So, as we consider our own essential work to do, we can approach it as we would building a new habit. We find one worthy example of regeneration in our life that truly matters to us: one project, one experiment we could live into that models care for the planet, care for people and fair share. We pour energy into this way, repeating behaviors that reinforce it, and we start obtaining a yield. We might feel the bigness of reconnecting with the earth, the joy of reclaiming a part of our self in caring for another, the freedom of breaking out of the greed cycle. Once we experience positive results from the new way, we trust it a little more and add another habit, another project, embracing this way.
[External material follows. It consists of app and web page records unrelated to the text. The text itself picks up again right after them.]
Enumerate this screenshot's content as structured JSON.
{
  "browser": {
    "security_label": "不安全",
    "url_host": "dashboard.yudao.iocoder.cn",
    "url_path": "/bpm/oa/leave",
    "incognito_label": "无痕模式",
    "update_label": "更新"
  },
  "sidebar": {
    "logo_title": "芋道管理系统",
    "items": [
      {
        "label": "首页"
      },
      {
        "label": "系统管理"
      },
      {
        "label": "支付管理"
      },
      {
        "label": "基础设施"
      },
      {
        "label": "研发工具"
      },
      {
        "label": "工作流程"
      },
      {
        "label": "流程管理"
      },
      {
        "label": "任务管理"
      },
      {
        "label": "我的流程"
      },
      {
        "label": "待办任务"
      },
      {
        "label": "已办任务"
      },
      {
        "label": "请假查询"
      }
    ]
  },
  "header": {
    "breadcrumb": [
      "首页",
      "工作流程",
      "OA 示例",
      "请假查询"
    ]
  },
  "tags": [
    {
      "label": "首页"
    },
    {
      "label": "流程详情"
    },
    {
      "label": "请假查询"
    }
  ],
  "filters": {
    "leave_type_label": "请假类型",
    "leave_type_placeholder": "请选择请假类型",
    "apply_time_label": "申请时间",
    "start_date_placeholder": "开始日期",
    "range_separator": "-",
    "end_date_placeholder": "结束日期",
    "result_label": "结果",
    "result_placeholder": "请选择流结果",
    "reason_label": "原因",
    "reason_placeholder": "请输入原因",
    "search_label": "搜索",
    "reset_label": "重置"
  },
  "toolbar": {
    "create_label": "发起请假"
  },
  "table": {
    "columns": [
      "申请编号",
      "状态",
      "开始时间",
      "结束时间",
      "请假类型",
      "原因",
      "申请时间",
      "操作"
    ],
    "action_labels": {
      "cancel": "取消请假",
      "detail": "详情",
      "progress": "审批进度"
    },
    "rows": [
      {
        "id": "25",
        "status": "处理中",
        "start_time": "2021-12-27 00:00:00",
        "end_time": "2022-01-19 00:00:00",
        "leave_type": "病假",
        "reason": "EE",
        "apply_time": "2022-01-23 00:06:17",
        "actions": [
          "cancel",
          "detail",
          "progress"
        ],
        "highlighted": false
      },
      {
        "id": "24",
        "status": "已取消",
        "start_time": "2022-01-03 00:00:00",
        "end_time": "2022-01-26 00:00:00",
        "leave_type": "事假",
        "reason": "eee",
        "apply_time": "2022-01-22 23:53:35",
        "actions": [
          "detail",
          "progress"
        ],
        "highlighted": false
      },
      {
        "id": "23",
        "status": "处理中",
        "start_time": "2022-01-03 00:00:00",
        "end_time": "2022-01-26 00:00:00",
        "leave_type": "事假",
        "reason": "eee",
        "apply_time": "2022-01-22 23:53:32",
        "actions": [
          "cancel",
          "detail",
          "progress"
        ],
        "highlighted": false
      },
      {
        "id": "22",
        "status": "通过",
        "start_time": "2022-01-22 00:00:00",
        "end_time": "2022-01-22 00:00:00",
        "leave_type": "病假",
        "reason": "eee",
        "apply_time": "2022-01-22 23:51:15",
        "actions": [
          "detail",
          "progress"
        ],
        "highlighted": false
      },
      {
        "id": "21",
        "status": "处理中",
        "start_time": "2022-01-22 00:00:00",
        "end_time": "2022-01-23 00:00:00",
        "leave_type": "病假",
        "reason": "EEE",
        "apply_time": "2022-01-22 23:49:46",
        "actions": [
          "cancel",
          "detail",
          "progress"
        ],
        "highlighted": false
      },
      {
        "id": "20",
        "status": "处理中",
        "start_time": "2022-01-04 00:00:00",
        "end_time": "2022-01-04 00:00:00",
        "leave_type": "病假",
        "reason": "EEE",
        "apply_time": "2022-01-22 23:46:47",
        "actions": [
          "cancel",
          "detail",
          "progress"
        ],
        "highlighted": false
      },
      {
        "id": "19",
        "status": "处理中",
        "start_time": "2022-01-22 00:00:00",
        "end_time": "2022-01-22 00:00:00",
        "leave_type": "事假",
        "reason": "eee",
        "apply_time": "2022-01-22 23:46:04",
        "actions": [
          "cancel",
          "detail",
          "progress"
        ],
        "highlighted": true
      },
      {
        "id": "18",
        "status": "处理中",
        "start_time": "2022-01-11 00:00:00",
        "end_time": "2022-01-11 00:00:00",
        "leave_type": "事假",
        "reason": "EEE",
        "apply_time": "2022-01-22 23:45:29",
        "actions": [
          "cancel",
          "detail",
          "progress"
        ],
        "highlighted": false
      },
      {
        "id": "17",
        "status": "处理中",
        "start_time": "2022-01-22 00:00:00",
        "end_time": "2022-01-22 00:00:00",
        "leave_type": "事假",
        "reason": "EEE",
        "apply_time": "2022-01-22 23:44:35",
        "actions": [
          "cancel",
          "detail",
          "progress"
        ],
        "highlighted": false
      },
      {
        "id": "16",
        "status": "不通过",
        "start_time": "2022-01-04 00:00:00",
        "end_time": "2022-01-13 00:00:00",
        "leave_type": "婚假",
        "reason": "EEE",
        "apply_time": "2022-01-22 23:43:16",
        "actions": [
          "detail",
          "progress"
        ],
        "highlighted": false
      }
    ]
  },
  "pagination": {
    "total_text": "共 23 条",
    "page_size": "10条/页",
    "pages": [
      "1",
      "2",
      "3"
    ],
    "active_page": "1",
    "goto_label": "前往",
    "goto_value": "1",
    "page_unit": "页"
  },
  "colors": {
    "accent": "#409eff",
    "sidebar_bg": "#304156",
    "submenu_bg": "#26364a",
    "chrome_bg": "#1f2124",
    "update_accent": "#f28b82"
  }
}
Likewise, we can apply this process to our company, much as we would introduce any innovation. We find one part of the business, one worthy experiment or project, that could manifest care for the planet, care for people, and fair share. Through cycles of feedback and learning, we evolve the project toward greater efficacy and obtain a yield. We may notice this is the project our best and brightest young people want to work on because it matches their ethics. It may be the part of our business that attracts the next generation of customers or brings us partners who are as invested in our success as we are in theirs. As we experience the rightness of these new relationships, we trust this way further and do another piece of business this way. Eventually these nature-inspired practices move from fringe to edge to mainstream. They are, after all, the principles by which living systems thrive.
Many resources are emerging to support leaders in uncovering more regenerative opportunities in their companies. Books like Carol Sanford’s, The Regenerative Business or Navi Radjou’s Frugal Innovation are rich in the methods and stories of companies that thrive through regenerative practices that match the ethics of care and fairness. Groups like the Bio-Leadership Project or the Presencing Institute provide consultancy and programs to help leaders shift their companies to be more attuned with nature and connected consciousness. Organizations like The Immersion Lab give leaders a chance to meet with people engaged in eco-restoration projects or be inspired by urban revitalization projects and make connections to their own businesses. The business of thriving is becoming a thriving business.
Even as the momentum behind regenerative work grows, it will still fall to each of us to accept that this is part of our own essential work and discover inner and outer ways to do it. On the inside, the more we can experience our intrinsic interconnectedness the more creative we will be on the outside in building practices, projects and companies that honor it. The more we act in service of both sides of our relationships, the more those relationships will nourish us. Leaning into the essential work of our time, we’ll touch a greater truth, help our companies do greater work, and be revitalized by our greater nature at play.